* _Exercise requirements_
If an entry holds a picture, drop the picture and restate the rest word for word.

(Collected data)
════════

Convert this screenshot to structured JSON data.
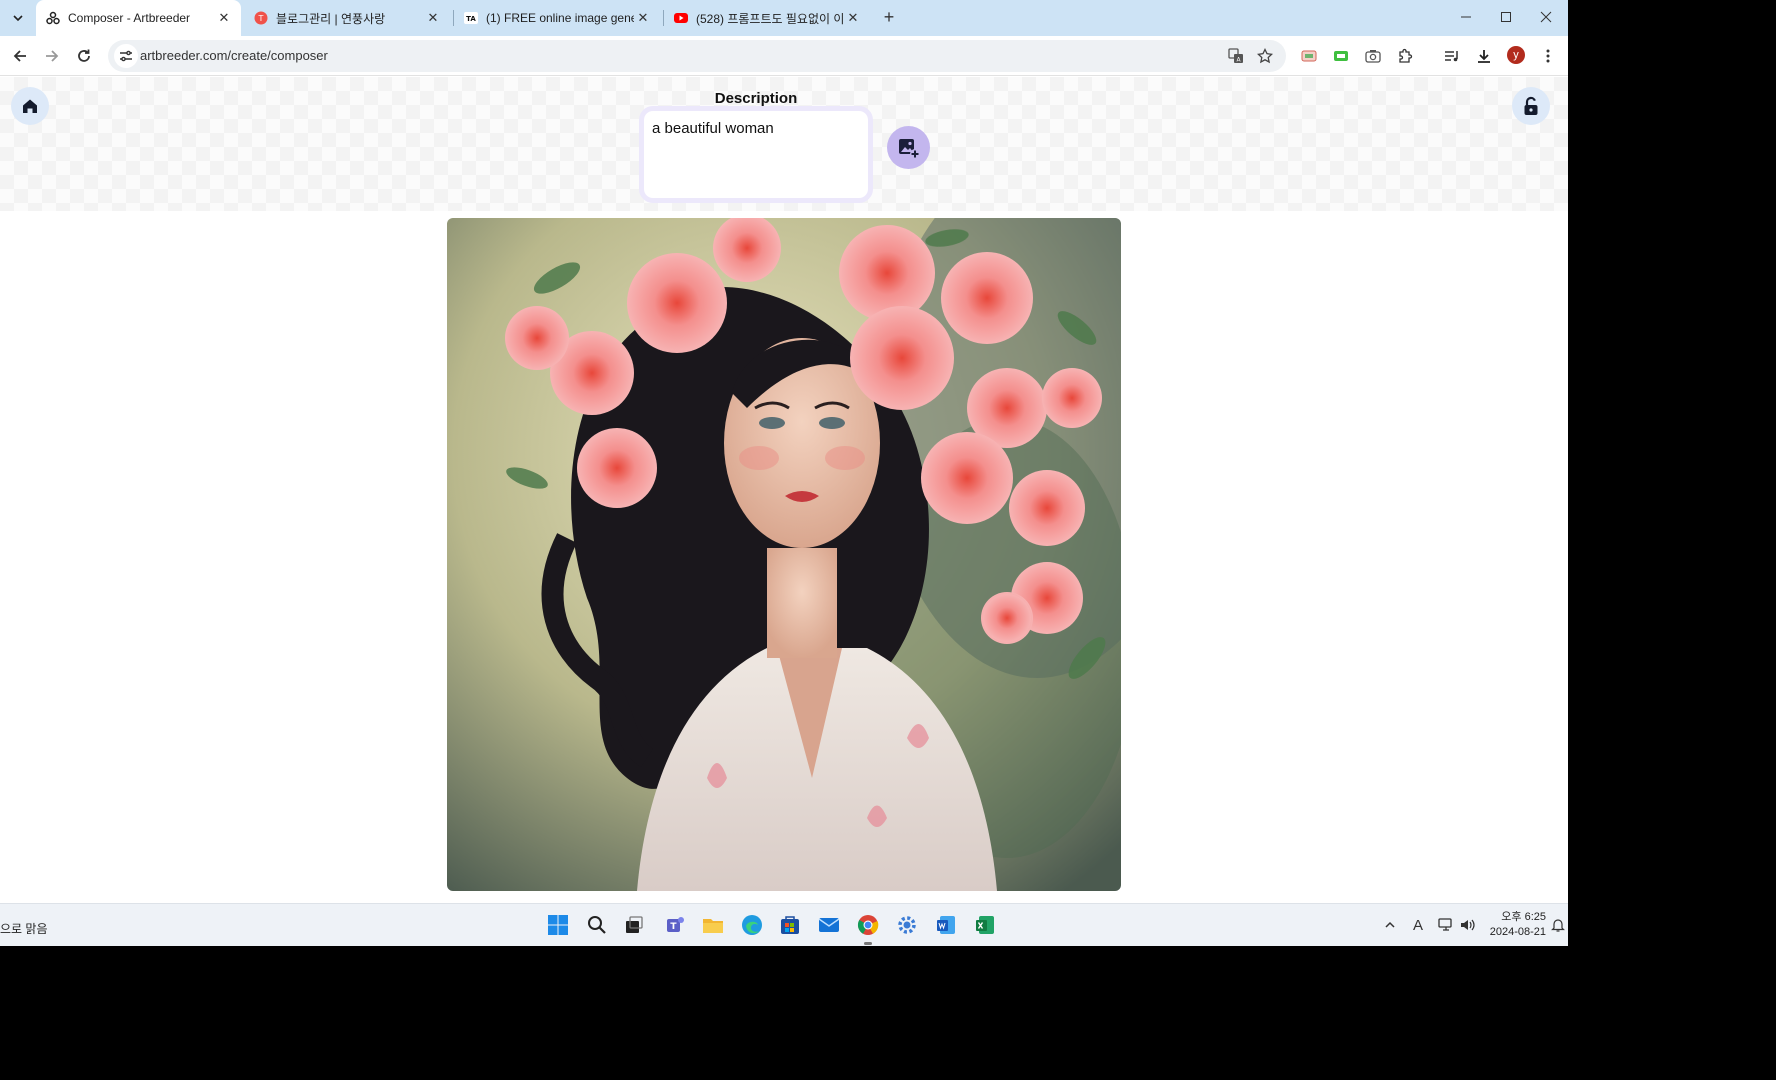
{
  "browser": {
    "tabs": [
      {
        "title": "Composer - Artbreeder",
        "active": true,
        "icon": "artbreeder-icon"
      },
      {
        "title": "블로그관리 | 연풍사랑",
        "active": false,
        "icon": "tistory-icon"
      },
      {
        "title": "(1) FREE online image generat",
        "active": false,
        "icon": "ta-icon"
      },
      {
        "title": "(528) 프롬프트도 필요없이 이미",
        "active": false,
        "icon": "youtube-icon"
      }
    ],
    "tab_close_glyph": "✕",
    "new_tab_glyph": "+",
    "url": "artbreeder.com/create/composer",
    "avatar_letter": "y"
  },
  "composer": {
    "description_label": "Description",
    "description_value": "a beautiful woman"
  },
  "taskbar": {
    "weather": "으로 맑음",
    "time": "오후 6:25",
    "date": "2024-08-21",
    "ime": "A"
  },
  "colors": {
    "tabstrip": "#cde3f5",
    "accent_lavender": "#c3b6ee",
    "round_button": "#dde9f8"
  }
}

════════

* _Answer for this exercise_
Convert this screenshot to structured JSON data.
{
  "browser": {
    "tabs": [
      {
        "title": "Composer - Artbreeder",
        "active": true,
        "icon": "artbreeder-icon"
      },
      {
        "title": "블로그관리 | 연풍사랑",
        "active": false,
        "icon": "tistory-icon"
      },
      {
        "title": "(1) FREE online image generat",
        "active": false,
        "icon": "ta-icon"
      },
      {
        "title": "(528) 프롬프트도 필요없이 이미",
        "active": false,
        "icon": "youtube-icon"
      }
    ],
    "tab_close_glyph": "✕",
    "new_tab_glyph": "+",
    "url": "artbreeder.com/create/composer",
    "avatar_letter": "y"
  },
  "composer": {
    "description_label": "Description",
    "description_value": "a beautiful woman"
  },
  "taskbar": {
    "weather": "으로 맑음",
    "time": "오후 6:25",
    "date": "2024-08-21",
    "ime": "A"
  },
  "colors": {
    "tabstrip": "#cde3f5",
    "accent_lavender": "#c3b6ee",
    "round_button": "#dde9f8"
  }
}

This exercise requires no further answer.